→ SOURCE MATERIAL:
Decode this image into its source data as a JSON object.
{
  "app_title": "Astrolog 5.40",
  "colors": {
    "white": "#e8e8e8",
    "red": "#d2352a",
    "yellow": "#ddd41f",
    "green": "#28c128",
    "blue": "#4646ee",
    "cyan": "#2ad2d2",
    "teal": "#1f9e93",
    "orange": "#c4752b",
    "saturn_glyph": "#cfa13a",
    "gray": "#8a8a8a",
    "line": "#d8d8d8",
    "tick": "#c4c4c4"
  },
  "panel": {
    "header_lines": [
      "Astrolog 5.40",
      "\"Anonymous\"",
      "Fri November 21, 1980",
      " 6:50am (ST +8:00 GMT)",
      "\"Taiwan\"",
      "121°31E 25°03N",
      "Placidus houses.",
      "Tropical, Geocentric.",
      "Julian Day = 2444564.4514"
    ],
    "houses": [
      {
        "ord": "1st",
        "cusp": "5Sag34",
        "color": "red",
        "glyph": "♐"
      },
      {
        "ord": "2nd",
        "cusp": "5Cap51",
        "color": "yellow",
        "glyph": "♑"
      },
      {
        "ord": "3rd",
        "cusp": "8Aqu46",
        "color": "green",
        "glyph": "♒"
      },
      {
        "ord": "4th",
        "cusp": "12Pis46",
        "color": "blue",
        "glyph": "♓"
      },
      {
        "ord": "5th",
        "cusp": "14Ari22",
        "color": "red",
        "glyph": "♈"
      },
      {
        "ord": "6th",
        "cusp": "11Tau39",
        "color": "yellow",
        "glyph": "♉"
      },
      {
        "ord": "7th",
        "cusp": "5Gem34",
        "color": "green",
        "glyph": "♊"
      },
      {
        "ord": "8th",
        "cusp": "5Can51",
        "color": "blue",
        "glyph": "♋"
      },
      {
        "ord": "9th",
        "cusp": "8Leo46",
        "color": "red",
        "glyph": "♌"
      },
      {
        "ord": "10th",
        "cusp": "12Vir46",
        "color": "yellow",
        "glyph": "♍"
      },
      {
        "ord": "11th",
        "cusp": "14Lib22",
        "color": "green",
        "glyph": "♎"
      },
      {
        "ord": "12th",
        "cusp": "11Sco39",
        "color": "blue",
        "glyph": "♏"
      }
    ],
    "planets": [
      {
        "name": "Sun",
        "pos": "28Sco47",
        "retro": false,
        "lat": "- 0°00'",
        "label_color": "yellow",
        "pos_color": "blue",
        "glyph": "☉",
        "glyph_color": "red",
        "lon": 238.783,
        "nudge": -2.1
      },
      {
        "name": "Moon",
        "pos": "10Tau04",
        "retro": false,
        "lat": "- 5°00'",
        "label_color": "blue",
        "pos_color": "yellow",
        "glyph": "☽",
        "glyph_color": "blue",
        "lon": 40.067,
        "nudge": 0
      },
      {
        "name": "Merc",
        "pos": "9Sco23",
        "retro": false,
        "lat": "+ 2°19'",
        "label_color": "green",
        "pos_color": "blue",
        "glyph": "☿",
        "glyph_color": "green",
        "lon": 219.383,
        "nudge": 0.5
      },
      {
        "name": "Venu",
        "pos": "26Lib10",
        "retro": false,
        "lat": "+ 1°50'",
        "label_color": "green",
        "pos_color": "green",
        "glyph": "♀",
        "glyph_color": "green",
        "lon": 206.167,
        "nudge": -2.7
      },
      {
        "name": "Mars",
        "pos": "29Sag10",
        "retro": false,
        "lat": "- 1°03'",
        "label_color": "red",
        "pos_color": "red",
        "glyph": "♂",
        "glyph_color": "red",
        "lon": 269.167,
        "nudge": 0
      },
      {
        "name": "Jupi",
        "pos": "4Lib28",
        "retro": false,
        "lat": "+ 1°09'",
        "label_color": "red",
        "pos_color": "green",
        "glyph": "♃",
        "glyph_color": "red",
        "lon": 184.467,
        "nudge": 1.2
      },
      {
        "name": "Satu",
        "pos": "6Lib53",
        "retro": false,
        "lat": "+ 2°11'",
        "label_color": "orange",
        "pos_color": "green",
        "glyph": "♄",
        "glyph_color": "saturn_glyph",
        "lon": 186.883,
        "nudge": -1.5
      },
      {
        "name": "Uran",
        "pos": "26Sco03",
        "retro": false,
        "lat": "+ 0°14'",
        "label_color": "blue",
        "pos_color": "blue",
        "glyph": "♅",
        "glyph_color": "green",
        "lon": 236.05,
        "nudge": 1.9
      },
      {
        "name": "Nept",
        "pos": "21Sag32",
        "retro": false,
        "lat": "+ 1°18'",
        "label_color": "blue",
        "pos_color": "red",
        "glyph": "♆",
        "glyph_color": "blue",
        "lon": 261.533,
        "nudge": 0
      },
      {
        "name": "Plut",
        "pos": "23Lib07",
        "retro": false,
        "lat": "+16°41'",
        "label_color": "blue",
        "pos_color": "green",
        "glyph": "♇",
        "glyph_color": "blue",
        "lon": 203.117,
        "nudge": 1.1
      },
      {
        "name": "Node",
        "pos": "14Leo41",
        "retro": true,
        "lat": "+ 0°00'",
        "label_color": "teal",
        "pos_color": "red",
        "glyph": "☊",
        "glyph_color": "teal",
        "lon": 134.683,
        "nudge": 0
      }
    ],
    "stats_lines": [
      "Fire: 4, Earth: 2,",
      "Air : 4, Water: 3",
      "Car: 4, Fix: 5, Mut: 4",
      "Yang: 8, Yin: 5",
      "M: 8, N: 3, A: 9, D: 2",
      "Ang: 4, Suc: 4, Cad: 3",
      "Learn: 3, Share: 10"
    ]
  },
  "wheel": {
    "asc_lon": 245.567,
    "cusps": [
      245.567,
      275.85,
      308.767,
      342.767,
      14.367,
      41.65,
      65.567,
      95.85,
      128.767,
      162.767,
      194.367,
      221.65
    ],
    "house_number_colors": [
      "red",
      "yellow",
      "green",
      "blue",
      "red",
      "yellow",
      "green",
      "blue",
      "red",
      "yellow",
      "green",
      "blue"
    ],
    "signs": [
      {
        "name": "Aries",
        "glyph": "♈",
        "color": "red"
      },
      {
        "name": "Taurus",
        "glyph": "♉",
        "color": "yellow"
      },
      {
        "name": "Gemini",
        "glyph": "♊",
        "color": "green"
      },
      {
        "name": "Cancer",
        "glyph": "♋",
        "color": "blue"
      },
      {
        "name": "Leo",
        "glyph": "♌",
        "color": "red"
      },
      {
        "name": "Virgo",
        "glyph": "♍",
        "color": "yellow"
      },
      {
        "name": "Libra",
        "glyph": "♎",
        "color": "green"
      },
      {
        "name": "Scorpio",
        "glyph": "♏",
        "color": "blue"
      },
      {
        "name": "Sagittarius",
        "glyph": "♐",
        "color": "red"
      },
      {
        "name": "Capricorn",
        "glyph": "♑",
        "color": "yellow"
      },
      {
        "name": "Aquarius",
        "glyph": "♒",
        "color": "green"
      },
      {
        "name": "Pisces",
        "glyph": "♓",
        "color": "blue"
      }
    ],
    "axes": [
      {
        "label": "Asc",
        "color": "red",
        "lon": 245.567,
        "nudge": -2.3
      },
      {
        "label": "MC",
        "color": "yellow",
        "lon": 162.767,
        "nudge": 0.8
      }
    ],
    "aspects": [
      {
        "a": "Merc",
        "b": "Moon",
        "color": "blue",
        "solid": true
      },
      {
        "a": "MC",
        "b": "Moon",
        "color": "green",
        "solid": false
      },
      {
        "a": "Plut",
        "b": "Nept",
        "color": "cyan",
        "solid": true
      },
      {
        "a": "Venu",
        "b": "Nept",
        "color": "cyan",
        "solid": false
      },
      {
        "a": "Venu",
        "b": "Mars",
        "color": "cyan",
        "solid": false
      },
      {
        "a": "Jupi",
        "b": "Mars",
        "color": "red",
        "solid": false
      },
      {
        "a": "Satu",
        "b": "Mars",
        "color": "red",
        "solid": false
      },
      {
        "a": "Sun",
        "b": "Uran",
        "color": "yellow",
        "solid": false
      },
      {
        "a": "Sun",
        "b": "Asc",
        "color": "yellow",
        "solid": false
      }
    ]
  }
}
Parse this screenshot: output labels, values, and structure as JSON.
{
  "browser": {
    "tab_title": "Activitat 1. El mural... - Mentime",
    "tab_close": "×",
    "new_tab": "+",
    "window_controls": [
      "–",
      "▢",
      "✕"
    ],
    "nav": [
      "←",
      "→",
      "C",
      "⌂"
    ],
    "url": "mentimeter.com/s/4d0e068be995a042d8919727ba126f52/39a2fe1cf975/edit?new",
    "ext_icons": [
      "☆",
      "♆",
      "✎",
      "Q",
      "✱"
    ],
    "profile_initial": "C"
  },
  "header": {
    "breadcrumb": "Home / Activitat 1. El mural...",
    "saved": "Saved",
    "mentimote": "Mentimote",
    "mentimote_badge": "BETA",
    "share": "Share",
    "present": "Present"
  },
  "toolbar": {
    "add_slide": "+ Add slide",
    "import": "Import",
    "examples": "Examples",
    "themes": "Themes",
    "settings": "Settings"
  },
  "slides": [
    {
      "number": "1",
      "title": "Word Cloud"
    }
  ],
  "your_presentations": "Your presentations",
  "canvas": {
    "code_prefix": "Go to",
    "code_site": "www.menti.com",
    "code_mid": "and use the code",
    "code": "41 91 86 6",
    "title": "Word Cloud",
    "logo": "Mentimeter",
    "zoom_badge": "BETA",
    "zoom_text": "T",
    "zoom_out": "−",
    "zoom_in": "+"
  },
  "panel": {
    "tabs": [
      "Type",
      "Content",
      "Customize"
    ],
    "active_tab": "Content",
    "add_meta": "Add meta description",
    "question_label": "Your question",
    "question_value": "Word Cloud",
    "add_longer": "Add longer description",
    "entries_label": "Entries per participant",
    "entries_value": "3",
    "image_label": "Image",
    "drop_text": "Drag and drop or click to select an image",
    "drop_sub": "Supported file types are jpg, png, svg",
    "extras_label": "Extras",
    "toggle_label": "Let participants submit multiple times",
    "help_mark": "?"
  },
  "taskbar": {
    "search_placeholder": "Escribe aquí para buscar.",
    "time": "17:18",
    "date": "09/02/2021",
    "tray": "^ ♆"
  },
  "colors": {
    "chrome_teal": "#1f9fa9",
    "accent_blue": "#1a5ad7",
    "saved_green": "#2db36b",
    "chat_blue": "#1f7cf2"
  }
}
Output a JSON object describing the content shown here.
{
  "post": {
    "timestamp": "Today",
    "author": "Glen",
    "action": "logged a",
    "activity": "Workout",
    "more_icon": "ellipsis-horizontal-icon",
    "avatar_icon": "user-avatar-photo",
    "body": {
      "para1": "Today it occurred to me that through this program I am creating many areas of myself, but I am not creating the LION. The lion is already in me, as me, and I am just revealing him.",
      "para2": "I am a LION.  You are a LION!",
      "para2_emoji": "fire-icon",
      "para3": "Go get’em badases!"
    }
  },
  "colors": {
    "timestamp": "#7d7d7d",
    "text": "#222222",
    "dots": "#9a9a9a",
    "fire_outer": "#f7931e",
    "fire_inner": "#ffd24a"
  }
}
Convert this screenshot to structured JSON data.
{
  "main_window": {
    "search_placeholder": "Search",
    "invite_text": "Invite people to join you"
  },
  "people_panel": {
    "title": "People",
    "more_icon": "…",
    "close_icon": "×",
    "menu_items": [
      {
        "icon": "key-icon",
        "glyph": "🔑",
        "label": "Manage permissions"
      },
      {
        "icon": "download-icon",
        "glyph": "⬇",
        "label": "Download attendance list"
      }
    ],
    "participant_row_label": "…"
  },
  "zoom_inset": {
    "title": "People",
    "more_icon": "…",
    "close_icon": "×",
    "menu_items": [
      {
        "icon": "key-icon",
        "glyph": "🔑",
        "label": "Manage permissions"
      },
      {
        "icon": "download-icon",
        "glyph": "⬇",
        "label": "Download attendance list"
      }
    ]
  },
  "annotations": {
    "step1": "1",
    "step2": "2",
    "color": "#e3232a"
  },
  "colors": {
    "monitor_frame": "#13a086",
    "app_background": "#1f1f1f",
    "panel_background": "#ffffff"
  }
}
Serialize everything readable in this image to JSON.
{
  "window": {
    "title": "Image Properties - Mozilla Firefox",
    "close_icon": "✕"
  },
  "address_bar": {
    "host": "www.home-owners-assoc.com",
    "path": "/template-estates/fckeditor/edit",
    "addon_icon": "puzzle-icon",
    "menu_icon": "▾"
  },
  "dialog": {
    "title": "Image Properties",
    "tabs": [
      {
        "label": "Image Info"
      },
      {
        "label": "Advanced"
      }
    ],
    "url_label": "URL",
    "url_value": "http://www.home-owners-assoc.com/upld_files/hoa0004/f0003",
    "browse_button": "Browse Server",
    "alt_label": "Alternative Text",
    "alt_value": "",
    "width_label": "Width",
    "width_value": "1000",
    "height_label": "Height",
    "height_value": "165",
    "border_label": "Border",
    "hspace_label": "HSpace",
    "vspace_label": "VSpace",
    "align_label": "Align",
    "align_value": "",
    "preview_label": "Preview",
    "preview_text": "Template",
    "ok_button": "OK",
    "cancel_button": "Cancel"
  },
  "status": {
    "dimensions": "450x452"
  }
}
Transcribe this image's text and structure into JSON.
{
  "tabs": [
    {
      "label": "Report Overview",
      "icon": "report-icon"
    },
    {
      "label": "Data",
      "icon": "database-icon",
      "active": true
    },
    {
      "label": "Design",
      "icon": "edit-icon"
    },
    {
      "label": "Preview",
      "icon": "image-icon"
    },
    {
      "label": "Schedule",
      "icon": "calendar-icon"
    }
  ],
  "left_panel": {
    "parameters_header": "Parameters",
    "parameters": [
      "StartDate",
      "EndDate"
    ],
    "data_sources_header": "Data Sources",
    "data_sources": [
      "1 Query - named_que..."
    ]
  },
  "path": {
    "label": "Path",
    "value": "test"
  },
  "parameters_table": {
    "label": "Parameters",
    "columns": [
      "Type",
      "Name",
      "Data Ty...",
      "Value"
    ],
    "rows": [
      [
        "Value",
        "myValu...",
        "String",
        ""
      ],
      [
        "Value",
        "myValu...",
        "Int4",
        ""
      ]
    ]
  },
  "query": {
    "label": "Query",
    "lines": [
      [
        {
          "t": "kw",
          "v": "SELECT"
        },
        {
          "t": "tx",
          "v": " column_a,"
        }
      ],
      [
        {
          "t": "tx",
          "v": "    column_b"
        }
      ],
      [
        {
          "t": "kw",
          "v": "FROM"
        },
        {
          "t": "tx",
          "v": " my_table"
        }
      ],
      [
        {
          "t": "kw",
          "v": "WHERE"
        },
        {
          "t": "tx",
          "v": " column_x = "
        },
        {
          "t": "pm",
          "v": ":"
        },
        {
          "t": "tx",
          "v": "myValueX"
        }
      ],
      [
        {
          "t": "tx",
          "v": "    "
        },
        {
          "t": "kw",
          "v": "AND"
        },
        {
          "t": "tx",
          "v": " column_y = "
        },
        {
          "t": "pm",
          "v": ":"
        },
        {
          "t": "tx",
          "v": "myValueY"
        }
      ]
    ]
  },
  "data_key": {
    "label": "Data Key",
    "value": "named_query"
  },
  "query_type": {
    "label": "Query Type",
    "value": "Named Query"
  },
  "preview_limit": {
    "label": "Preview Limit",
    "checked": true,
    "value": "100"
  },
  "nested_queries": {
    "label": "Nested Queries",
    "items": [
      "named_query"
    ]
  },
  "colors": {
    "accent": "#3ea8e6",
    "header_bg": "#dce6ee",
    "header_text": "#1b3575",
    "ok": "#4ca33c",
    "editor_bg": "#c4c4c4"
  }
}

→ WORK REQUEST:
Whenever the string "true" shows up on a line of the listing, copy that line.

→ FINISHED EXERCISE:
        "retro": true,
        "solid": true
        "solid": true
      "active": true
    "checked": true,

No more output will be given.